Activity: Output the records exactly, with no line skipped.
===== Dataset
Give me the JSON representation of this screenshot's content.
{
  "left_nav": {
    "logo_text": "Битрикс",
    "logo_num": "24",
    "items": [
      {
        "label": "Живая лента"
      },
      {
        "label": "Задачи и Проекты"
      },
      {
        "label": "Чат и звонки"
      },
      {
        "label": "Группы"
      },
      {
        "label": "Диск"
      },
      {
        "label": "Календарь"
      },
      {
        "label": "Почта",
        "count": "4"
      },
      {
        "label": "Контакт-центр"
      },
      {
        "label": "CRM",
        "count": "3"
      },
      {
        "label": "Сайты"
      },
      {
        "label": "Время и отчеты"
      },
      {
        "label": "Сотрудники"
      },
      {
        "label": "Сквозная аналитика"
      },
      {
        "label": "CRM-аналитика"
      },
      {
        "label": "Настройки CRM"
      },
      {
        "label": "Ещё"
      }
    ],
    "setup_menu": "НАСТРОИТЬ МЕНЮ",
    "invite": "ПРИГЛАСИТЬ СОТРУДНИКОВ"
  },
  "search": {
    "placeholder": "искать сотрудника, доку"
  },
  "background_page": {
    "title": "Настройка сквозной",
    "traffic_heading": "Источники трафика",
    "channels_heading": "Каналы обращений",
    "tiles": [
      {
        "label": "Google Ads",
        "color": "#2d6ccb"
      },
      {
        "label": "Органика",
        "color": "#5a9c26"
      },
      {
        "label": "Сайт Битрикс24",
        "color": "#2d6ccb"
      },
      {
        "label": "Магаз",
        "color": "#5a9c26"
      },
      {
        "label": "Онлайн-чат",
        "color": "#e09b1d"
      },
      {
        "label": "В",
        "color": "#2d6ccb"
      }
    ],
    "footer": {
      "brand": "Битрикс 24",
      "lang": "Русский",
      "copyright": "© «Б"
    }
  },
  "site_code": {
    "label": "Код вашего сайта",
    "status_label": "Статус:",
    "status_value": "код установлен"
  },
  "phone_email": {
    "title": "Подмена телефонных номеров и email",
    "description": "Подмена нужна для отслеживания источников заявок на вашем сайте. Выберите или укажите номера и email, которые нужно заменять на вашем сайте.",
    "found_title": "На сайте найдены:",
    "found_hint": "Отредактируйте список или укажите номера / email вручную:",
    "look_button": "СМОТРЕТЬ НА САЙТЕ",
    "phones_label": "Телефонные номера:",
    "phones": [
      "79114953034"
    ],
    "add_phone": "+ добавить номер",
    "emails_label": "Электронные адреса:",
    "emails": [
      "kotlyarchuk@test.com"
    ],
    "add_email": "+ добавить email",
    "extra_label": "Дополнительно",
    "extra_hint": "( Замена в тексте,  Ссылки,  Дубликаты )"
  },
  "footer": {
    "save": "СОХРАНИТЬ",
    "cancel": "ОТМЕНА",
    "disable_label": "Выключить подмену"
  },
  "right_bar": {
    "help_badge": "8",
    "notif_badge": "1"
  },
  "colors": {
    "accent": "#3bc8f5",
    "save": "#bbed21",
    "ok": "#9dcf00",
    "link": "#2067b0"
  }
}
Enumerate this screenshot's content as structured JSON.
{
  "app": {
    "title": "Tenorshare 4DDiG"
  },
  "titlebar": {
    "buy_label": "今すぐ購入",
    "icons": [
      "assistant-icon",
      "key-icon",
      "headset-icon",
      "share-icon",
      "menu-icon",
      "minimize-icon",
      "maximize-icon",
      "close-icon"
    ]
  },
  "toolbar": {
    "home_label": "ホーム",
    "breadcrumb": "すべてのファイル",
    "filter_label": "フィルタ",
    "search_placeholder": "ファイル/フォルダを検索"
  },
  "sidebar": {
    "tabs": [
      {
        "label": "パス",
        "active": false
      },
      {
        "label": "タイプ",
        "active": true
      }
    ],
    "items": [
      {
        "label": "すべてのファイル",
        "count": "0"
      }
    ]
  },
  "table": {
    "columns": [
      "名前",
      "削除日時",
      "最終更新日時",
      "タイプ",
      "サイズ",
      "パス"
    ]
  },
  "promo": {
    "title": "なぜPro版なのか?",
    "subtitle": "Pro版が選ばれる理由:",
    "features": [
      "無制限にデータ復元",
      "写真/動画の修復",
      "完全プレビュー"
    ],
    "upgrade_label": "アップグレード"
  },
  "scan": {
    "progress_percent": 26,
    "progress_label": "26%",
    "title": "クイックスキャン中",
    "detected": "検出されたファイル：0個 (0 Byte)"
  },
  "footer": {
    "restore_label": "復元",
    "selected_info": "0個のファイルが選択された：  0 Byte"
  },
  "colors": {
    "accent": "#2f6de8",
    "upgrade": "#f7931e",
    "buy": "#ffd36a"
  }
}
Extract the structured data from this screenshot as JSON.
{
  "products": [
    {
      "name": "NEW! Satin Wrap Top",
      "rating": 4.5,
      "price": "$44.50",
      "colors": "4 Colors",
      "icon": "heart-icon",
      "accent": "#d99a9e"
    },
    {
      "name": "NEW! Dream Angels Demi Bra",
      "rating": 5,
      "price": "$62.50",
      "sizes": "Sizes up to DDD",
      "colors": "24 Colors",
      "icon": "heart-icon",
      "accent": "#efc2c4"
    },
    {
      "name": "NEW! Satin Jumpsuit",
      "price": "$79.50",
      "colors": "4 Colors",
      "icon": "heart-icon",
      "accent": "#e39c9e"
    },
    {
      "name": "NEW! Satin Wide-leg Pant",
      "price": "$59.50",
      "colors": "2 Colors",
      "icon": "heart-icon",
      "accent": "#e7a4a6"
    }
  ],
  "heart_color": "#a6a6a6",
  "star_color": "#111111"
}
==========
Task output:
Give me the JSON representation of this screenshot's content.
{
  "left_nav": {
    "logo_text": "Битрикс",
    "logo_num": "24",
    "items": [
      {
        "label": "Живая лента"
      },
      {
        "label": "Задачи и Проекты"
      },
      {
        "label": "Чат и звонки"
      },
      {
        "label": "Группы"
      },
      {
        "label": "Диск"
      },
      {
        "label": "Календарь"
      },
      {
        "label": "Почта",
        "count": "4"
      },
      {
        "label": "Контакт-центр"
      },
      {
        "label": "CRM",
        "count": "3"
      },
      {
        "label": "Сайты"
      },
      {
        "label": "Время и отчеты"
      },
      {
        "label": "Сотрудники"
      },
      {
        "label": "Сквозная аналитика"
      },
      {
        "label": "CRM-аналитика"
      },
      {
        "label": "Настройки CRM"
      },
      {
        "label": "Ещё"
      }
    ],
    "setup_menu": "НАСТРОИТЬ МЕНЮ",
    "invite": "ПРИГЛАСИТЬ СОТРУДНИКОВ"
  },
  "search": {
    "placeholder": "искать сотрудника, доку"
  },
  "background_page": {
    "title": "Настройка сквозной",
    "traffic_heading": "Источники трафика",
    "channels_heading": "Каналы обращений",
    "tiles": [
      {
        "label": "Google Ads",
        "color": "#2d6ccb"
      },
      {
        "label": "Органика",
        "color": "#5a9c26"
      },
      {
        "label": "Сайт Битрикс24",
        "color": "#2d6ccb"
      },
      {
        "label": "Магаз",
        "color": "#5a9c26"
      },
      {
        "label": "Онлайн-чат",
        "color": "#e09b1d"
      },
      {
        "label": "В",
        "color": "#2d6ccb"
      }
    ],
    "footer": {
      "brand": "Битрикс 24",
      "lang": "Русский",
      "copyright": "© «Б"
    }
  },
  "site_code": {
    "label": "Код вашего сайта",
    "status_label": "Статус:",
    "status_value": "код установлен"
  },
  "phone_email": {
    "title": "Подмена телефонных номеров и email",
    "description": "Подмена нужна для отслеживания источников заявок на вашем сайте. Выберите или укажите номера и email, которые нужно заменять на вашем сайте.",
    "found_title": "На сайте найдены:",
    "found_hint": "Отредактируйте список или укажите номера / email вручную:",
    "look_button": "СМОТРЕТЬ НА САЙТЕ",
    "phones_label": "Телефонные номера:",
    "phones": [
      "79114953034"
    ],
    "add_phone": "+ добавить номер",
    "emails_label": "Электронные адреса:",
    "emails": [
      "kotlyarchuk@test.com"
    ],
    "add_email": "+ добавить email",
    "extra_label": "Дополнительно",
    "extra_hint": "( Замена в тексте,  Ссылки,  Дубликаты )"
  },
  "footer": {
    "save": "СОХРАНИТЬ",
    "cancel": "ОТМЕНА",
    "disable_label": "Выключить подмену"
  },
  "right_bar": {
    "help_badge": "8",
    "notif_badge": "1"
  },
  "colors": {
    "accent": "#3bc8f5",
    "save": "#bbed21",
    "ok": "#9dcf00",
    "link": "#2067b0"
  }
}
Enumerate this screenshot's content as structured JSON.
{
  "app": {
    "title": "Tenorshare 4DDiG"
  },
  "titlebar": {
    "buy_label": "今すぐ購入",
    "icons": [
      "assistant-icon",
      "key-icon",
      "headset-icon",
      "share-icon",
      "menu-icon",
      "minimize-icon",
      "maximize-icon",
      "close-icon"
    ]
  },
  "toolbar": {
    "home_label": "ホーム",
    "breadcrumb": "すべてのファイル",
    "filter_label": "フィルタ",
    "search_placeholder": "ファイル/フォルダを検索"
  },
  "sidebar": {
    "tabs": [
      {
        "label": "パス",
        "active": false
      },
      {
        "label": "タイプ",
        "active": true
      }
    ],
    "items": [
      {
        "label": "すべてのファイル",
        "count": "0"
      }
    ]
  },
  "table": {
    "columns": [
      "名前",
      "削除日時",
      "最終更新日時",
      "タイプ",
      "サイズ",
      "パス"
    ]
  },
  "promo": {
    "title": "なぜPro版なのか?",
    "subtitle": "Pro版が選ばれる理由:",
    "features": [
      "無制限にデータ復元",
      "写真/動画の修復",
      "完全プレビュー"
    ],
    "upgrade_label": "アップグレード"
  },
  "scan": {
    "progress_percent": 26,
    "progress_label": "26%",
    "title": "クイックスキャン中",
    "detected": "検出されたファイル：0個 (0 Byte)"
  },
  "footer": {
    "restore_label": "復元",
    "selected_info": "0個のファイルが選択された：  0 Byte"
  },
  "colors": {
    "accent": "#2f6de8",
    "upgrade": "#f7931e",
    "buy": "#ffd36a"
  }
}
Extract the structured data from this screenshot as JSON.
{
  "products": [
    {
      "name": "NEW! Satin Wrap Top",
      "rating": 4.5,
      "price": "$44.50",
      "colors": "4 Colors",
      "icon": "heart-icon",
      "accent": "#d99a9e"
    },
    {
      "name": "NEW! Dream Angels Demi Bra",
      "rating": 5,
      "price": "$62.50",
      "sizes": "Sizes up to DDD",
      "colors": "24 Colors",
      "icon": "heart-icon",
      "accent": "#efc2c4"
    },
    {
      "name": "NEW! Satin Jumpsuit",
      "price": "$79.50",
      "colors": "4 Colors",
      "icon": "heart-icon",
      "accent": "#e39c9e"
    },
    {
      "name": "NEW! Satin Wide-leg Pant",
      "price": "$59.50",
      "colors": "2 Colors",
      "icon": "heart-icon",
      "accent": "#e7a4a6"
    }
  ],
  "heart_color": "#a6a6a6",
  "star_color": "#111111"
}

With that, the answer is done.